- [WHAT NEEDS TO BE DONE]:
Every line below that contains "more" is to be copied.

(Entries from a dataset of interfaces)
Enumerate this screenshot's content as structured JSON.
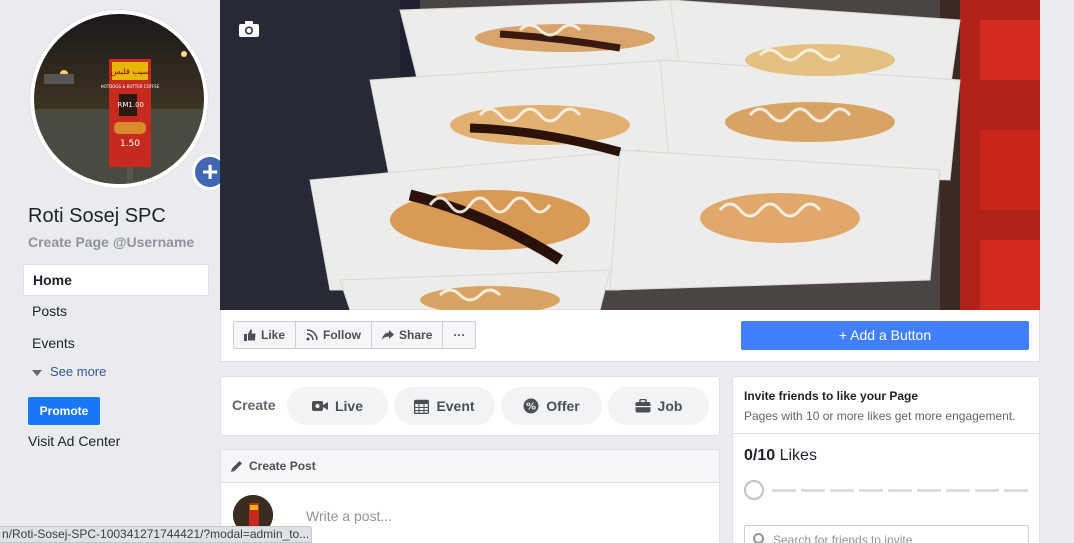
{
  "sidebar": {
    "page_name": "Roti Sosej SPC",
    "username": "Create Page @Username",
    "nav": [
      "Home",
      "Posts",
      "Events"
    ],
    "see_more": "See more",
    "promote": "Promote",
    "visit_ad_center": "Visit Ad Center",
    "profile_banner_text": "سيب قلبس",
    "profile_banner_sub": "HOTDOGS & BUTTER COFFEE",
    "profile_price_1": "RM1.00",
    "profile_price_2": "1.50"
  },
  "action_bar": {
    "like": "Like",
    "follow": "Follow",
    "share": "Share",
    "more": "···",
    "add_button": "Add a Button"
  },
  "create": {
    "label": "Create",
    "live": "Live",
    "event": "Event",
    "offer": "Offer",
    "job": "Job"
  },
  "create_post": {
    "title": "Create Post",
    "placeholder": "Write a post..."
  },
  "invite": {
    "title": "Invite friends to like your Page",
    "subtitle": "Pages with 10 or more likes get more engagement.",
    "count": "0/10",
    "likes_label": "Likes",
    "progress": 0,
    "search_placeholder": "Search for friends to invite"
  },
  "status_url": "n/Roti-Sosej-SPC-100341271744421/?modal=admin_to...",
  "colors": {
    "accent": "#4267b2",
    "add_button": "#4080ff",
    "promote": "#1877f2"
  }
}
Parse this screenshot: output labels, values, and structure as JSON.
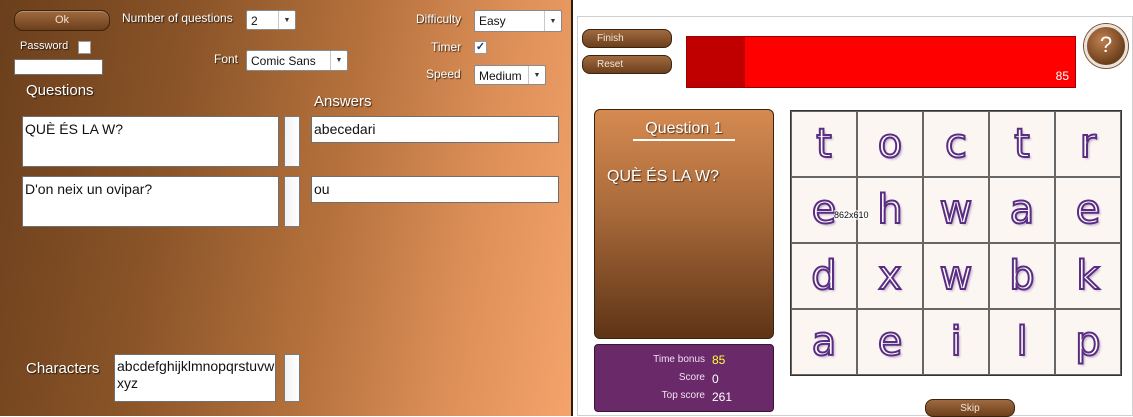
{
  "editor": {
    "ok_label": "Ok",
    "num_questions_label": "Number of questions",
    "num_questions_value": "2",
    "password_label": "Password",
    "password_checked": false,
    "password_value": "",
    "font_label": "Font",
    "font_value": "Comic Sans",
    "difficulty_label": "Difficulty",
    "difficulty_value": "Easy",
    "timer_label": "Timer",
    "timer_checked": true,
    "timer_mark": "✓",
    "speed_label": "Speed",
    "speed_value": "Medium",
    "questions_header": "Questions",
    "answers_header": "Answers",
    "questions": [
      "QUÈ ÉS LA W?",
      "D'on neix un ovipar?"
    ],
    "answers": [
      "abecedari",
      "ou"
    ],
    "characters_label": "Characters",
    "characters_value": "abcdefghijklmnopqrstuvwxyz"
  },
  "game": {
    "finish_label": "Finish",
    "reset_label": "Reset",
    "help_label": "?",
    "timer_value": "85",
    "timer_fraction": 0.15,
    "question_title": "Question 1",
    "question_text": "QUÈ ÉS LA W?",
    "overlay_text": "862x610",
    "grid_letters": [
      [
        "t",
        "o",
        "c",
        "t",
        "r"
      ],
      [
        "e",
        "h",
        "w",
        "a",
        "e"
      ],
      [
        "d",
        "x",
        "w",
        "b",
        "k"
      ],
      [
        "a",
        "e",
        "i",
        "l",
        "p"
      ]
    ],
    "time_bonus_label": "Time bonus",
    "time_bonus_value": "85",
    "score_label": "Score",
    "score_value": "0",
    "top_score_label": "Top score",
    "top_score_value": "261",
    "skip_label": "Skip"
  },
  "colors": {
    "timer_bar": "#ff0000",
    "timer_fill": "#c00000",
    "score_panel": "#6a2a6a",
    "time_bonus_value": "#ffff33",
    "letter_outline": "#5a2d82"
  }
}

- [RESPONSE AREA]:
    "see_more": "See more",
    "more": "···",
    "subtitle": "Pages with 10 or more likes get more engagement.",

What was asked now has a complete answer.